By Cassie Freund, Program Director
Disseminating information about orangutans, the rainforest, and other environmental issues through radio broadcasts has been in GPOCP’s repertoire of conservation activities for almost 17 years. During that time, we have reached an estimated 400,000 people per month, broadcasting thousands of talk shows and radio commercials promoting the conservation of the Gunung Palung National Park landscape across three different stations. When we first began this program, radio was the main medium through which people in Indonesia received their news. There were no smart phones, no internet access, and only the wealthiest few owned television sets. Radio was the most efficient way of reaching hundreds of thousands of people at once. Today, with the introduction of modern technologies to even the most remote communities, things have changed a bit. GPOCP has adapted as well – our social media program is growing rapidly and we routinely publish news stories in online newspapers. However, despite these new technologies, radio still remains popular in Indonesia, and thus we find this to be an effective conservation campaign method. To further increase our impact, beginning last month, we initiated several new efforts to improve and evaluate our radio program.

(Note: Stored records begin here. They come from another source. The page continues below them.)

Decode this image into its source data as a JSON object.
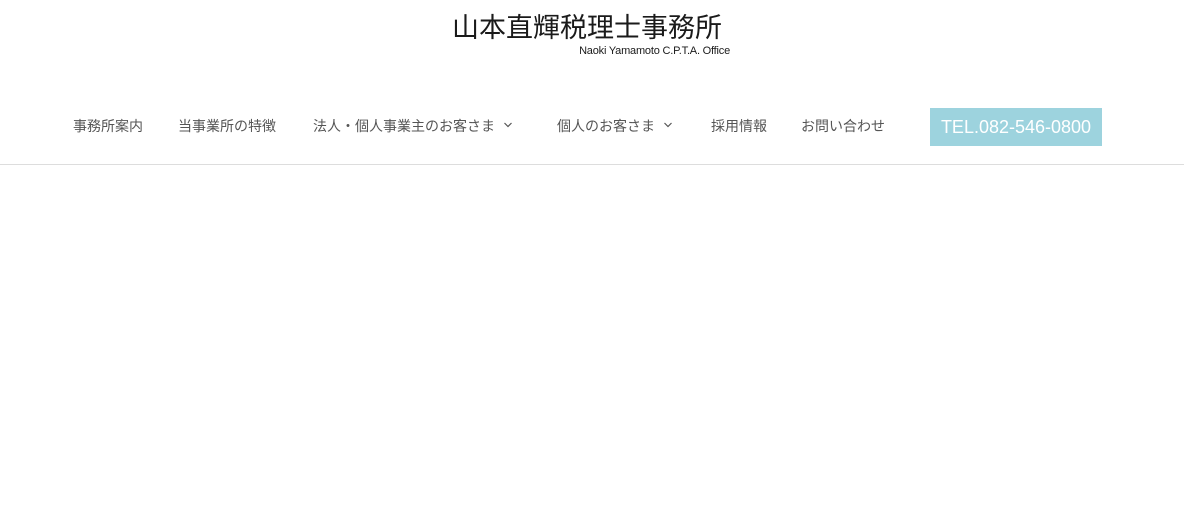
{
  "logo": {
    "main": "山本直輝税理士事務所",
    "sub": "Naoki Yamamoto C.P.T.A. Office"
  },
  "nav": {
    "items": [
      {
        "label": "事務所案内",
        "has_dropdown": false
      },
      {
        "label": "当事業所の特徴",
        "has_dropdown": false
      },
      {
        "label": "法人・個人事業主のお客さま",
        "has_dropdown": true
      },
      {
        "label": "個人のお客さま",
        "has_dropdown": true
      },
      {
        "label": "採用情報",
        "has_dropdown": false
      },
      {
        "label": "お問い合わせ",
        "has_dropdown": false
      }
    ],
    "tel_button": "TEL.082-546-0800"
  },
  "colors": {
    "tel_background": "#9dd3de",
    "nav_text": "#555555",
    "logo_text": "#1a1a1a"
  }
}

The first of these was to institute a monthly theme for the radio show. Each month we produce eight hours of radio programming for our show Bincang Hijau (which translates roughly to “Green Discussion”), and so focusing on a single theme means that we can dive deep into the topic. In March, our theme was oil palm plantations, including the environmental and social impacts of agricultural expansion. In April, we will focus on mining. In addition to normal informational broadcasts, we also have at least one talk show with a government official or community leader per month. For example, this month we invited an official from the Ketapang Department of Agriculture to answer listener questions about oil palm expansion in the region. We have also added in twice monthly call-in shows and given people the opportunity to “text-in” (using SMS messages) to take feedback from our audience – making radio a more interactive communication medium. Finally, we are now working with International Animal Rescue to help them develop their radio program, and they run two of our eight shows per month, bringing a fresh perspective on orangutan conservation to GPOCP’s broadcasts.